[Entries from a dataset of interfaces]
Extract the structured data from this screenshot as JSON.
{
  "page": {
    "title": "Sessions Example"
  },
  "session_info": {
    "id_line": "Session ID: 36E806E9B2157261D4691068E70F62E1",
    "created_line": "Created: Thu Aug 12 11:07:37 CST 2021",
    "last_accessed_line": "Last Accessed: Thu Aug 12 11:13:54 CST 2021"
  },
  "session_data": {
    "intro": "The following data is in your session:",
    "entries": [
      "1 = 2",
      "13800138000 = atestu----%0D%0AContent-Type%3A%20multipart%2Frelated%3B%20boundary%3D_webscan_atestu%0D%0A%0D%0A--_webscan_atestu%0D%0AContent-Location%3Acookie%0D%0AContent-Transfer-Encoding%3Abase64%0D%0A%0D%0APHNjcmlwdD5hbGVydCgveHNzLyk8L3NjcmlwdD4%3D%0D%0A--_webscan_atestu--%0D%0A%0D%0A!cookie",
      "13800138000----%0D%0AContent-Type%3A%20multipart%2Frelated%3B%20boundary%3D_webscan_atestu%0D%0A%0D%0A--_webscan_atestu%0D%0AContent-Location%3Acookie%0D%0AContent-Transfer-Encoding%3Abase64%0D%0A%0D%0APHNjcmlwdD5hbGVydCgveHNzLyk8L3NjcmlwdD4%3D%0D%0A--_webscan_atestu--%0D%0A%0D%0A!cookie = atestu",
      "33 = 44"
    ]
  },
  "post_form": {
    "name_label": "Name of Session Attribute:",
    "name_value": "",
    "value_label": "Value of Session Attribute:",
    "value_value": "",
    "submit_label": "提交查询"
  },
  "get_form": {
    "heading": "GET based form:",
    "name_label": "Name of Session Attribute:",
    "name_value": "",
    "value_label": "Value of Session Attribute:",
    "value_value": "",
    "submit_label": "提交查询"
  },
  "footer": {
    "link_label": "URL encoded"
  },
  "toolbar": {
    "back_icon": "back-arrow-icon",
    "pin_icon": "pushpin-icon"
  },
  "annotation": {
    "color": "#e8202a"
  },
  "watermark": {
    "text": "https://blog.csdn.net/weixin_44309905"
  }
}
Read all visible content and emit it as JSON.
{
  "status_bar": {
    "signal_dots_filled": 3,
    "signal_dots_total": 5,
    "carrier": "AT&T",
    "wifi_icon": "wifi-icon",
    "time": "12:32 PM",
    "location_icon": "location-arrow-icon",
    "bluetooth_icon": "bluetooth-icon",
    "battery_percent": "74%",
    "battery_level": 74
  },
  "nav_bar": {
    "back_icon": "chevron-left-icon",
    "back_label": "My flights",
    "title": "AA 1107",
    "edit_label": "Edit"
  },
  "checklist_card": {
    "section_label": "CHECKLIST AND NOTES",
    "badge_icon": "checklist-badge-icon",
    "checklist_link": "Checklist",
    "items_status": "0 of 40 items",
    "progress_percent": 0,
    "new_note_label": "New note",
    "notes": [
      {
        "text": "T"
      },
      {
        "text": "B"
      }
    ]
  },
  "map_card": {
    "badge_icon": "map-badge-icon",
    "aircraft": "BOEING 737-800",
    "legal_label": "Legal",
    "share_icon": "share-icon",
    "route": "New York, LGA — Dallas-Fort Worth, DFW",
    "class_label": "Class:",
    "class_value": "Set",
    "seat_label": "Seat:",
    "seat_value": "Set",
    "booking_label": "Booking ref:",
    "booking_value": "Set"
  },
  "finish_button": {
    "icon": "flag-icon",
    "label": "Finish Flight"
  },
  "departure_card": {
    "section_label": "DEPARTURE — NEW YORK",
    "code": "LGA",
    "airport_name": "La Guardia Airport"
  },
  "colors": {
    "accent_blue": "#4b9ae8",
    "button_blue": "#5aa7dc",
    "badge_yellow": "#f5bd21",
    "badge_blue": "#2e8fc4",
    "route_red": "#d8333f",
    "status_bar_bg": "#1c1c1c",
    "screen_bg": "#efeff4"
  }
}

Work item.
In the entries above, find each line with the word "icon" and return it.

Task result.
    "back_icon": "back-arrow-icon",
    "pin_icon": "pushpin-icon"
    "wifi_icon": "wifi-icon",
    "location_icon": "location-arrow-icon",
    "bluetooth_icon": "bluetooth-icon",
    "back_icon": "chevron-left-icon",
    "badge_icon": "checklist-badge-icon",
    "badge_icon": "map-badge-icon",
    "share_icon": "share-icon",
    "icon": "flag-icon",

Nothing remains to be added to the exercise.